* Exercise:
Below are the entries; state how many of their lines contain the string "Leads", and nothing more.

* Exercise data:
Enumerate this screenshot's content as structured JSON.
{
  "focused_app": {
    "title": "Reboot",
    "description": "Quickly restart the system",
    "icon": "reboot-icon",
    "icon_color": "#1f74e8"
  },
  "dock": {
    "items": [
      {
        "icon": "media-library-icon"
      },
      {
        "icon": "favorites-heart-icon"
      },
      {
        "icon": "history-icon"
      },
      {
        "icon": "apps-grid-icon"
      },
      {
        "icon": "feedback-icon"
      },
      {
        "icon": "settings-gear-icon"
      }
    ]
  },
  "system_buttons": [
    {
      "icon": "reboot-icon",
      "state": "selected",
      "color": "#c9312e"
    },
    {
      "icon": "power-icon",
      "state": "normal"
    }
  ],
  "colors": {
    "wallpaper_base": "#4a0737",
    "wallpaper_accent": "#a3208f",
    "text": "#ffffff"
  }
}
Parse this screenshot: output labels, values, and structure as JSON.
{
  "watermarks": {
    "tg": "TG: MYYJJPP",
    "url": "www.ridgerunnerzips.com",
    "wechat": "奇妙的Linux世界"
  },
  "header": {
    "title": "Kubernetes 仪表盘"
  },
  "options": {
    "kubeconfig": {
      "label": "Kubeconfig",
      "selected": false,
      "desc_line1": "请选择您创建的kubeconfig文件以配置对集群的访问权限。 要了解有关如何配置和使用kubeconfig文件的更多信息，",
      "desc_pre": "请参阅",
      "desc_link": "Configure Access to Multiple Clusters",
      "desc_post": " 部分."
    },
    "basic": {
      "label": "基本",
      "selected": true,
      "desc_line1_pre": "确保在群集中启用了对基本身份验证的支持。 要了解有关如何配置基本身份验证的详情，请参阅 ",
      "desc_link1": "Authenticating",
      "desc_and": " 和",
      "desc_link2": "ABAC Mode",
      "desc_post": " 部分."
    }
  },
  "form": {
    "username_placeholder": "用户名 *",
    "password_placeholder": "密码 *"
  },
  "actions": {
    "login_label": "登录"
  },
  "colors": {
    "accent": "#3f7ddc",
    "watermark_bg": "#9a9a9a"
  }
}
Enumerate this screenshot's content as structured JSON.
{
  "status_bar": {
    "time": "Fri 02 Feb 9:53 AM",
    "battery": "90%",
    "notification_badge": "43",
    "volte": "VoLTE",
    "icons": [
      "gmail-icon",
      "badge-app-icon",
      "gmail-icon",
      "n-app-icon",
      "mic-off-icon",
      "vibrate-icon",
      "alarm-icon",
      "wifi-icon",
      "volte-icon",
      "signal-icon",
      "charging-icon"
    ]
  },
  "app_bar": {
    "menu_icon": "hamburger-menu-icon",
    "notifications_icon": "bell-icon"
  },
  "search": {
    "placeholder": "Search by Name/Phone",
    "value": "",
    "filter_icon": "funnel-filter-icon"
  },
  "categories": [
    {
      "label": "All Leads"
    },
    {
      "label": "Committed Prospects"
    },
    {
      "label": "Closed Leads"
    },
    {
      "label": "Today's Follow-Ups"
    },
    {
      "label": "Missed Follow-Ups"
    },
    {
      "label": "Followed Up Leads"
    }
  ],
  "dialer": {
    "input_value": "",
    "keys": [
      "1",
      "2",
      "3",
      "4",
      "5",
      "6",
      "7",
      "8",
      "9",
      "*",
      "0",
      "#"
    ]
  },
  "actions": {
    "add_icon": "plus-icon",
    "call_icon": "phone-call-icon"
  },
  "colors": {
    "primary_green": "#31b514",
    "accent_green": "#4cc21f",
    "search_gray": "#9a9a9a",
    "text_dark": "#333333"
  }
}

* Answer below:
3